Diesel prices cut by P1.05/liter; kerosene by P0.45/liter

Published August 15, 2022, 2:25 PM

by Myrna M. Velasco

Motorists using diesel in their daily drive to work or other activities will enjoy bigger cuts in their fuel budgets this week, as the price of this commodity will be in rollback by P1.05 per liter, based on the pricing adjustment advisories of the oil companies.

Additionally, the industry players announced that the price of their kerosene products will be slashed by P0.45 per liter at the pumps; while gasoline prices will have a marginal price reduction of P0.10 per liter.

As of this writing, the oil companies that already sent notices on their price reductions had been Pilipinas Shell Petroleum Corporation, Cleanfuel, Seaoil, PetroGazz, Chevron and PTT Philippines effective Tuesday (August 16); while their competitor-firms are anticipated to follow.

This is already the sixth wave of price cuts that will benefit Filipino oil consumers in more than two months; and it had been their much-needed breather from the series of price hikes that dominated oil markets from February to June this year.

As of Monday (August 15) trading, oil prices in the world market just softened a bit to $97 per barrel for international benchmark Brent crude – and that was just down slightly from $98 per barrel as of Friday (August 12) trading.

Dubai crude, which is the pricing reference for Asian markets, stayed roughly at the same level of $96 per barrel; hence, this is another pricing parameter being closely monitored in the regional market.

For a heavily import-dependent country like the Philippines, there is no certainty yet of an ‘energy secure’ future – especially if the supply concerns in global oil markets will not be resolved in the immediate years.

There had been differing assessments presented by experts as to how demand will shape in the months ahead – especially with the threat of economic recession menacing markets in the short term. Nevertheless, what is certain for the Philippine market will be for it to be continually afflicted with pricing volatilities in the coming months and even years.

The Marcos administration is batting for long-term energy security, but its biggest predicament at this point is enticing investments, so investors with deep pockets will consider investing in oil and gas exploration ventures in the country.

In the past 15-20 years, the Philippines used to have more mammoth multinational oil companies as investors in the domestic petroleum market – even world’s biggest oil producer Saudi Aramco was a previous investor in Petron Corporation; but because of the very fickle investment policies of the country, many of them had been on exodus through the years.
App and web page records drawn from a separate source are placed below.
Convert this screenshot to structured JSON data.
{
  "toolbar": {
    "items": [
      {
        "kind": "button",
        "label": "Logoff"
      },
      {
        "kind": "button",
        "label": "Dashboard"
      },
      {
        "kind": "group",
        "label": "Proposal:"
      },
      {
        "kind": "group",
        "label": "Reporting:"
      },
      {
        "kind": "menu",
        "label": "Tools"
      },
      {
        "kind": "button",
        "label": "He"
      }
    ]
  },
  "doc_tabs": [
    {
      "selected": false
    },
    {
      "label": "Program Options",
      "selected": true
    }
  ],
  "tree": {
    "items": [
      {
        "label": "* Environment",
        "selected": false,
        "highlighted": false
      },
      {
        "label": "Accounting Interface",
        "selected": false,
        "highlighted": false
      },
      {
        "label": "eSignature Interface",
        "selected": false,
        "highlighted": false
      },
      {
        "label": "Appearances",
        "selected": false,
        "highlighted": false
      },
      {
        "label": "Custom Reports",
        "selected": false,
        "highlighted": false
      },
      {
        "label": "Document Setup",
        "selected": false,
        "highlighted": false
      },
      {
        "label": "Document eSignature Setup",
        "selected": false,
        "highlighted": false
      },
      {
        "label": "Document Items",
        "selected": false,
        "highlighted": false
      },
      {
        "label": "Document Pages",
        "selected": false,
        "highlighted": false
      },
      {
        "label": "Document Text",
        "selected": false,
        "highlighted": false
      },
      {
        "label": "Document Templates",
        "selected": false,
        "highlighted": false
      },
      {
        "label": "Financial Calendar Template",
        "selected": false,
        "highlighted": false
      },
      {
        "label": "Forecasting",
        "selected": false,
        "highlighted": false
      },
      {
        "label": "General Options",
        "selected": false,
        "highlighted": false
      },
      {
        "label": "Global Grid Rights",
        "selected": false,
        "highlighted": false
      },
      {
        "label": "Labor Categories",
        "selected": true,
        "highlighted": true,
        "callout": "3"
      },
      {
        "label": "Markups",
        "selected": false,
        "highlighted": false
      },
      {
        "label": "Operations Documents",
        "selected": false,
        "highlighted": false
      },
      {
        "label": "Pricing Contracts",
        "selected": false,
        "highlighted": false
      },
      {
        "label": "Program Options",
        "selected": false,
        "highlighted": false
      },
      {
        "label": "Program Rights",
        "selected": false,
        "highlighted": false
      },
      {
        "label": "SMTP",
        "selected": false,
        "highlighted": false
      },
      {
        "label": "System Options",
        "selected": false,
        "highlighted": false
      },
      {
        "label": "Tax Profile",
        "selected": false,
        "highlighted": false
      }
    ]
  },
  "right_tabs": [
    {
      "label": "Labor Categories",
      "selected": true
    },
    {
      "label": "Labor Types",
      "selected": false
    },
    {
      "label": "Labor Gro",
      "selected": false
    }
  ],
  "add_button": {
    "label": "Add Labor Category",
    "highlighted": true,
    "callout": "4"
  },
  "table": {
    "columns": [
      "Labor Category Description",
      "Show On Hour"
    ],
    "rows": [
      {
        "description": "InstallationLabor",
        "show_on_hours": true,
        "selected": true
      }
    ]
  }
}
For that confidence to be re-invigorated, the Department of Energy (DOE) is acknowledging that policy fixes have to be pursued; and for the government to institutionalize investment rules and regulations that cannot just be easily altered with every change of administration.